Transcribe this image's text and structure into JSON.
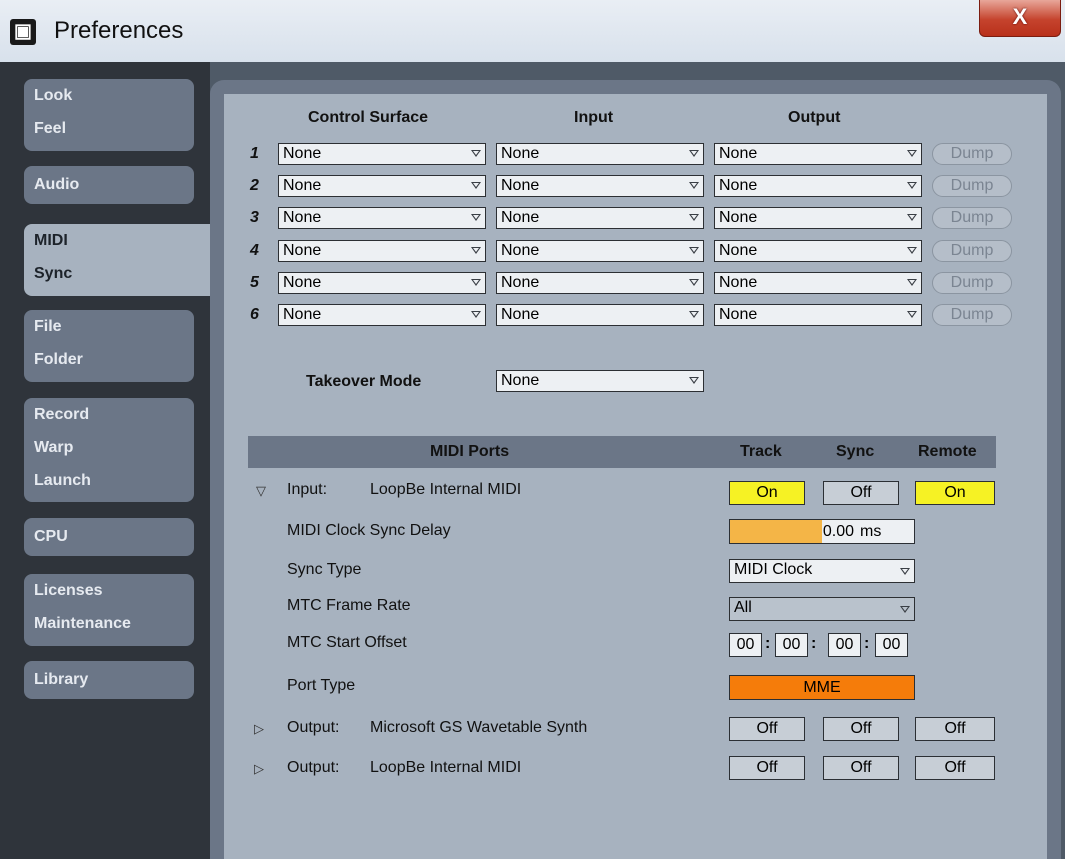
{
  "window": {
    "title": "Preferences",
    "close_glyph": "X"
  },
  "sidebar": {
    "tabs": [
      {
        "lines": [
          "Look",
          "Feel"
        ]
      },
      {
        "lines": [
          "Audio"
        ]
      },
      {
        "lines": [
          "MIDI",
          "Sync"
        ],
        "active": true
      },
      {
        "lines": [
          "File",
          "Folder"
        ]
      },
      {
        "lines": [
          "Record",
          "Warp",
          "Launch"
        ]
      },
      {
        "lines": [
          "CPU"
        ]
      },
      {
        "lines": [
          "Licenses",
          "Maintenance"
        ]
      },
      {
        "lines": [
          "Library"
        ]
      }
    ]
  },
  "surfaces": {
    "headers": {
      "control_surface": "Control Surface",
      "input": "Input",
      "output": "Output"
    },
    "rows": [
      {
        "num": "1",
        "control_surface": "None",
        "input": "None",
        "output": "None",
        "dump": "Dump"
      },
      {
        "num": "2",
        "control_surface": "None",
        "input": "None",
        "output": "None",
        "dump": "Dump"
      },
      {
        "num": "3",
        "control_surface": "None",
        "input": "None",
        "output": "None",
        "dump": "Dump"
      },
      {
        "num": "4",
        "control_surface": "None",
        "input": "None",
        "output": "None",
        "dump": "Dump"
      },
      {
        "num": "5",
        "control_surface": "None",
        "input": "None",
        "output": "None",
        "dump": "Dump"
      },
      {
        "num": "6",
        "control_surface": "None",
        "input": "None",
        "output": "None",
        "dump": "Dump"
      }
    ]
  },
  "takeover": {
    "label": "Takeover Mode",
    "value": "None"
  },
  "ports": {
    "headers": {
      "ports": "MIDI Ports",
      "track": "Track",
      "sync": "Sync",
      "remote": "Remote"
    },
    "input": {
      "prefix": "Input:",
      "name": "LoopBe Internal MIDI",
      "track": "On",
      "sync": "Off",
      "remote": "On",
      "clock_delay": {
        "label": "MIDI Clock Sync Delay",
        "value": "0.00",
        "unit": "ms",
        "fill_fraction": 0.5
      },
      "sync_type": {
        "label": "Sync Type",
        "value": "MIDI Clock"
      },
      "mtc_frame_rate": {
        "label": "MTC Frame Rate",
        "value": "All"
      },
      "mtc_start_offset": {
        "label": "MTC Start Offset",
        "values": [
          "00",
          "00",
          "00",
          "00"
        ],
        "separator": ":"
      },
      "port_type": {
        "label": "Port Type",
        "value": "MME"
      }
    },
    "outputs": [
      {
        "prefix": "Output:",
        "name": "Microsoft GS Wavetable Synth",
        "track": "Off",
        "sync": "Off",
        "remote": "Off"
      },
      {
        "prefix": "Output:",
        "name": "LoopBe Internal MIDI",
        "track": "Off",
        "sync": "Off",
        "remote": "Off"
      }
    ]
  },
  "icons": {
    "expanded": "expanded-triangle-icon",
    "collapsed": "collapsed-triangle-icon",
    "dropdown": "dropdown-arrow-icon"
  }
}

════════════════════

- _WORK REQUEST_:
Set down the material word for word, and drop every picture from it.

- _TASK RESPONSE_:
Transcribe this image's text and structure into JSON.
{
  "window": {
    "title": "Preferences",
    "close_glyph": "X"
  },
  "sidebar": {
    "tabs": [
      {
        "lines": [
          "Look",
          "Feel"
        ]
      },
      {
        "lines": [
          "Audio"
        ]
      },
      {
        "lines": [
          "MIDI",
          "Sync"
        ],
        "active": true
      },
      {
        "lines": [
          "File",
          "Folder"
        ]
      },
      {
        "lines": [
          "Record",
          "Warp",
          "Launch"
        ]
      },
      {
        "lines": [
          "CPU"
        ]
      },
      {
        "lines": [
          "Licenses",
          "Maintenance"
        ]
      },
      {
        "lines": [
          "Library"
        ]
      }
    ]
  },
  "surfaces": {
    "headers": {
      "control_surface": "Control Surface",
      "input": "Input",
      "output": "Output"
    },
    "rows": [
      {
        "num": "1",
        "control_surface": "None",
        "input": "None",
        "output": "None",
        "dump": "Dump"
      },
      {
        "num": "2",
        "control_surface": "None",
        "input": "None",
        "output": "None",
        "dump": "Dump"
      },
      {
        "num": "3",
        "control_surface": "None",
        "input": "None",
        "output": "None",
        "dump": "Dump"
      },
      {
        "num": "4",
        "control_surface": "None",
        "input": "None",
        "output": "None",
        "dump": "Dump"
      },
      {
        "num": "5",
        "control_surface": "None",
        "input": "None",
        "output": "None",
        "dump": "Dump"
      },
      {
        "num": "6",
        "control_surface": "None",
        "input": "None",
        "output": "None",
        "dump": "Dump"
      }
    ]
  },
  "takeover": {
    "label": "Takeover Mode",
    "value": "None"
  },
  "ports": {
    "headers": {
      "ports": "MIDI Ports",
      "track": "Track",
      "sync": "Sync",
      "remote": "Remote"
    },
    "input": {
      "prefix": "Input:",
      "name": "LoopBe Internal MIDI",
      "track": "On",
      "sync": "Off",
      "remote": "On",
      "clock_delay": {
        "label": "MIDI Clock Sync Delay",
        "value": "0.00",
        "unit": "ms",
        "fill_fraction": 0.5
      },
      "sync_type": {
        "label": "Sync Type",
        "value": "MIDI Clock"
      },
      "mtc_frame_rate": {
        "label": "MTC Frame Rate",
        "value": "All"
      },
      "mtc_start_offset": {
        "label": "MTC Start Offset",
        "values": [
          "00",
          "00",
          "00",
          "00"
        ],
        "separator": ":"
      },
      "port_type": {
        "label": "Port Type",
        "value": "MME"
      }
    },
    "outputs": [
      {
        "prefix": "Output:",
        "name": "Microsoft GS Wavetable Synth",
        "track": "Off",
        "sync": "Off",
        "remote": "Off"
      },
      {
        "prefix": "Output:",
        "name": "LoopBe Internal MIDI",
        "track": "Off",
        "sync": "Off",
        "remote": "Off"
      }
    ]
  },
  "icons": {
    "expanded": "expanded-triangle-icon",
    "collapsed": "collapsed-triangle-icon",
    "dropdown": "dropdown-arrow-icon"
  }
}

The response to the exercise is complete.